Rabies is a fatal disease caused by a virus that attacks the nervous system. It can infect all warm-blooded animals, including humans. In Alberta, the only current known reservoir in wild animals is bats, and 3 bats have tested positive within the city of Calgary last year (2015). However other reservoirs have been recognized in the past include skunks, coyotes, foxes, and raccoons.
This means that the potential transmission of rabies, even within city dwelling dogs and cats is still very real. The most common way to contract rabies is through a bite from an infected animal. When a rabid animal bites, rabies virus in its saliva passes through the broken skin of the victim. Although bats are rarely seen and tend to be shy animals, a rabid bat will behave very abnormally, and are often found in broad daylight and are easily caught by dogs and cats that are naturally predatory.
Vaccination of healthy dogs and cats, is a very effective way of protecting the human population from exposure, as well as protecting the dogs and cats themselves. There is almost 100% protection from the deadly disease through routine vaccination, and the risk of vaccinating healthy animals is minimal.
The symptoms of rabies can be quite varied. In general, the disease shows three stages that occur in succession. NOTE: not every animal will display these signs, so any animal behaving abnormally should be regarded with suspicion if rabies vaccination status is not known or is not current.
Stage 1 – Attitude Change
- The animal may show nervousness, shyness, aggression or other changes in its normal personality.
- May show a lack of fear of humans.
Stage 2 – Furious or Excitable Phase
- Animals may become extremely agitated, or behave erratically.
- Animals may bite and snap at anything
- Wild animals may wander into unaccustomed areas and attack livestock, people or pets.
- The tone of an animal’s voice may change as its vocal cords become paralyzed.
- Seizures may occur.
Stage 3 – Paralysis
- Victims become progressively paralyzed.
- Animals may be unable to move their hind limbs and unable to swallow, resulting in choking and frothing at the mouth.
- This phase ends in death, usually from paralysis of the respiratory muscles
Rabies cannot be diagnosed with certainty based on symptoms alone. The suspicion of rabies can only be confirmed by testing samples of an animal’s brain tissue after death.

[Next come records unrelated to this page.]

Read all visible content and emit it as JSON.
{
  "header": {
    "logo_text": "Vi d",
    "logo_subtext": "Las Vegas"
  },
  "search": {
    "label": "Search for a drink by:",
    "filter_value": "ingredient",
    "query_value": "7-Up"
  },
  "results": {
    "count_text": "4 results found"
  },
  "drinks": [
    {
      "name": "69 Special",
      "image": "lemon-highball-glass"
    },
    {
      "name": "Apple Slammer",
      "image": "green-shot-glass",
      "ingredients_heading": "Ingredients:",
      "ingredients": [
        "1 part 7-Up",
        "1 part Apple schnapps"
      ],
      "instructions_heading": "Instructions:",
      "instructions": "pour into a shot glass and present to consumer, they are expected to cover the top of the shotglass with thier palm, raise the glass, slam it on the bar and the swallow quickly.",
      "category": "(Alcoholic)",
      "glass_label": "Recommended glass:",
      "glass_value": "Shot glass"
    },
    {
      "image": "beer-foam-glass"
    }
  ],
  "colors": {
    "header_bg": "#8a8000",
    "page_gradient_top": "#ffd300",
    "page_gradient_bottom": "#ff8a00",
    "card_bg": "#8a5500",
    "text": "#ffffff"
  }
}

If you’ve been bitten by any animal, clean and disinfect the wound thoroughly, then contact Health Link at 1-866-408-5465 immediately. If the biting animal can be confined without further danger, it should be kept in a secure area until the Alberta Public Health Veterinarian can be contacted. Rabies is a reportable disease in Alberta and Canada. Depending on the circumstances, the animal will be quarantined for monitoring, or euthanized for testing. The animal’s vaccination status will influence this decision. Your physician, public health official or veterinarian will arrange for the involvement of the Alberta Public Health Veterinarian.
Remember – rabies is a fatal disease! Every biting incident should be investigated, even if the animal in question appears healthy.
Adapted from http://www.albertaanimalhealthsource.ca/